Roses are for Romance by Jacquelyn Webb
Publisher: The Writers Exchange
Length: Short Story (75 pgs)
Rated: 3 Stars
Review by Snapdragon
When the ailing family business of Merriland's Florists merges with Westwood Flowers, Merry, one of the partners of Merriland's, resents the new partner Sean Westwood.
He tramples over her decisions, especially those concerning her irresponsible but charming cousin, Robert Townsend.
Robert vanishes at the same time as the company's money. Merry's frantic search for him causes Sean to assume that Merry is Robert's accomplice. Merry, caught between the half-truths and evasions of Robert's fiancée Toni, ignores her growing attraction to Sean.
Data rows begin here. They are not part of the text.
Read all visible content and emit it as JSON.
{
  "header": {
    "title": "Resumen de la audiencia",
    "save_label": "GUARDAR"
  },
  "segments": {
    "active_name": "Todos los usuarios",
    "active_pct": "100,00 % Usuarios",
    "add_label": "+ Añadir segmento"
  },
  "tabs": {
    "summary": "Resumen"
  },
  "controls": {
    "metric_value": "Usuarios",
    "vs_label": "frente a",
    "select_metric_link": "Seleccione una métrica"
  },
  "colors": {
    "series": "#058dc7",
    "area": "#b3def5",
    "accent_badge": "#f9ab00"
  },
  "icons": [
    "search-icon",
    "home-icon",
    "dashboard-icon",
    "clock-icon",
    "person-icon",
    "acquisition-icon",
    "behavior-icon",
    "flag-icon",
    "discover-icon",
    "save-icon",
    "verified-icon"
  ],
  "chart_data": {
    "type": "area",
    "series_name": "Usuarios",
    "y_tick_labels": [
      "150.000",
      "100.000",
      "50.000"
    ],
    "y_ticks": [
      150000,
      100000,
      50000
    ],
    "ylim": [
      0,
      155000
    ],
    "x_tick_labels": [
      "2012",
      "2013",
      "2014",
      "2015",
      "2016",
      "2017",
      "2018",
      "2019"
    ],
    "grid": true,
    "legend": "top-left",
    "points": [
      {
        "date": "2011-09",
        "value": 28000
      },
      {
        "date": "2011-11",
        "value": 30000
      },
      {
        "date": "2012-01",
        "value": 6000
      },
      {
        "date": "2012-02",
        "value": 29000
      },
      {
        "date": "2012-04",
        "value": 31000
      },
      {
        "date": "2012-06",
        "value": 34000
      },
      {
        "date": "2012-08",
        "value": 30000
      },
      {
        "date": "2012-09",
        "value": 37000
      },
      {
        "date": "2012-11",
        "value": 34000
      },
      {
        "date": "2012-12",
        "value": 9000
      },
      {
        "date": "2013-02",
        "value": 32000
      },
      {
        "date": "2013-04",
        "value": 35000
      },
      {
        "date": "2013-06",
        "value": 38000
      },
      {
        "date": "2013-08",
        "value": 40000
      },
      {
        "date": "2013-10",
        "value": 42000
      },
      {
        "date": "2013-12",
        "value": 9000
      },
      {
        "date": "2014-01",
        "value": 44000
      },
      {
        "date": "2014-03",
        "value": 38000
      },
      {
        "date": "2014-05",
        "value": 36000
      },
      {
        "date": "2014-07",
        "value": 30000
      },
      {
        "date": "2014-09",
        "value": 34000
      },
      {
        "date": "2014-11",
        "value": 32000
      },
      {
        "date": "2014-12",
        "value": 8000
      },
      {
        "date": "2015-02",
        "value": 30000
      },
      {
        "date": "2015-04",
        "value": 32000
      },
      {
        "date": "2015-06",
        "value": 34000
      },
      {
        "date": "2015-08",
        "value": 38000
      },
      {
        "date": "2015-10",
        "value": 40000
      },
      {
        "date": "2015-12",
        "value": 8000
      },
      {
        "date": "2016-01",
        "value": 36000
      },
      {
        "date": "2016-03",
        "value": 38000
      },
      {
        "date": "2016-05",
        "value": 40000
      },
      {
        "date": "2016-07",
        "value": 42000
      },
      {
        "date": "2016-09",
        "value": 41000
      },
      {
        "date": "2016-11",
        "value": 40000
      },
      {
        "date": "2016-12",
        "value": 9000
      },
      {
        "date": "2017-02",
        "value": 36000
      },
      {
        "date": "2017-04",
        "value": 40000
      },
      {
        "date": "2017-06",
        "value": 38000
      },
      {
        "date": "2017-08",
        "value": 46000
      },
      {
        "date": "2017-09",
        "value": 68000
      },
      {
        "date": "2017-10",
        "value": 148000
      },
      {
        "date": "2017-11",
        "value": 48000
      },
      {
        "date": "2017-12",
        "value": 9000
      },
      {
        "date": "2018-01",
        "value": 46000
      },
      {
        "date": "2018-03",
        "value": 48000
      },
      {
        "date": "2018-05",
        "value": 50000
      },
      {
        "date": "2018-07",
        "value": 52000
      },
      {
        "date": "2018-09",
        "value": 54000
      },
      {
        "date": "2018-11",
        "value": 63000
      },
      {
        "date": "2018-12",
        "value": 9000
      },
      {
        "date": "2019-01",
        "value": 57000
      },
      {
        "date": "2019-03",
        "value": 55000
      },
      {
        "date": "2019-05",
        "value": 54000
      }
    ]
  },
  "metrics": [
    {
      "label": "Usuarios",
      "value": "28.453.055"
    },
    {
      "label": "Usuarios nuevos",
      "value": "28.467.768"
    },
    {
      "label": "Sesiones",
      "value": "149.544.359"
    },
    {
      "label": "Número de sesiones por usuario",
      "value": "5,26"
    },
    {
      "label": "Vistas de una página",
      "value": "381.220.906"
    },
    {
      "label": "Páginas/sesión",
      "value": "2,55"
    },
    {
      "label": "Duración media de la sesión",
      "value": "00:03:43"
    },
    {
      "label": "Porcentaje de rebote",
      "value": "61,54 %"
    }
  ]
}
When she discovers that love is the key that unlocks the mystery of Robert's disappearance and that of the money, her own conflict about roses for romance is solved.
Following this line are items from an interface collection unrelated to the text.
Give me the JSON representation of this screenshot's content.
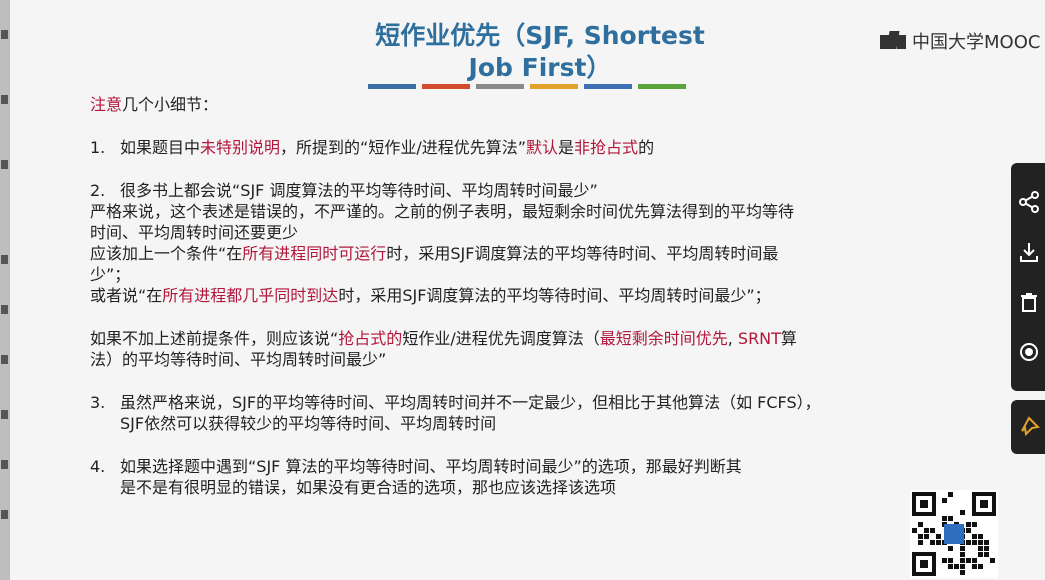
{
  "slide": {
    "title_line1": "短作业优先（SJF, Shortest",
    "title_line2": "Job First）",
    "title_bar_colors": [
      "#3b6fa5",
      "#d24b2b",
      "#8a8a8a",
      "#e3a32a",
      "#3f6fb5",
      "#5aa43c"
    ],
    "logo_text": "中国大学MOOC",
    "note_red": "注意",
    "note_rest": "几个小细节：",
    "item1": {
      "num": "1.",
      "t1": "如果题目中",
      "r1": "未特别说明",
      "t2": "，所提到的“短作业/进程优先算法”",
      "r2": "默认",
      "t3": "是",
      "r3": "非抢占式",
      "t4": "的"
    },
    "item2": {
      "num": "2.",
      "line1": "很多书上都会说“SJF 调度算法的平均等待时间、平均周转时间最少”",
      "line2": "严格来说，这个表述是错误的，不严谨的。之前的例子表明，最短剩余时间优先算法得到的平均等待",
      "line3": "时间、平均周转时间还要更少",
      "cond_t1": "应该加上一个条件“在",
      "cond_r1": "所有进程同时可运行",
      "cond_t2": "时，采用SJF调度算法的平均等待时间、平均周转时间最",
      "cond_line2": "少”；",
      "or_t1": "或者说“在",
      "or_r1": "所有进程都几乎同时到达",
      "or_t2": "时，采用SJF调度算法的平均等待时间、平均周转时间最少”；",
      "if_t1": "如果不加上述前提条件，则应该说“",
      "if_r1": "抢占式的",
      "if_t2": "短作业/进程优先调度算法（",
      "if_r2": "最短剩余时间优先",
      "if_t3": ", ",
      "if_r3": "SRNT",
      "if_t4": "算",
      "if_line2": "法）的平均等待时间、平均周转时间最少”"
    },
    "item3": {
      "num": "3.",
      "line1": "虽然严格来说，SJF的平均等待时间、平均周转时间并不一定最少，但相比于其他算法（如 FCFS），",
      "line2": "SJF依然可以获得较少的平均等待时间、平均周转时间"
    },
    "item4": {
      "num": "4.",
      "line1": "如果选择题中遇到“SJF 算法的平均等待时间、平均周转时间最少”的选项，那最好判断其",
      "line2": "是不是有很明显的错误，如果没有更合适的选项，那也应该选择该选项"
    }
  },
  "side_panel": {
    "icons": [
      "share-icon",
      "download-icon",
      "delete-icon",
      "record-icon",
      "pin-icon"
    ]
  }
}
Deliveries, flower arrangements, and all the misty romance of a florist’s day fills the life of Marilyn ‘Merry’ Land, although she seems to be missing out on the ‘romance’ part.
She runs her Dad’s shop in Melbourne, Australia. And ‘run’ means she does everything–-from flowers for weddings to changing tires. She might be a bit challenged at the changing tires part…but a flat tire might offer a bit of an opportunity, too. Early on, we are hopeful for a delightful romance right at the start, as a potential Mr. Right seems to emerge at once.
Of course, business problems and family decisions crop up immediately as well. Her aunt might be a help, but we need to worry about that cousin (sweet scamp that he is) and as for Mr. Right, we start viewing him as Mr. Know-it-all pretty quickly. Merry isn’t one to suffer in silence, but as the complexity of the story grows, we really start to worry if things will ever go her way.
The best part of this is it keeps you guessing. At times, we readers aren’t even sure how we want things to go. Poor Merry goes from hopeful to passionate to panic in the space of a chapter at times…and like us, doesn’t quite know who to believe.
There’s a lot of charm in this little story, although Ms. Webb features too many paragraphs telling about a person (or a complex situation) and not just letting the story happen. It slows the pace and, at times, removes the reader from the emotional attachment: too bad, because, as I said, there is a lot of charm here.
From kookaburras to thick forest, dense bushland to flooded streams, this story offers a wonderfully depicted background. This novella is for you, especially if you enjoy a sweet story in a well done Aussie setting.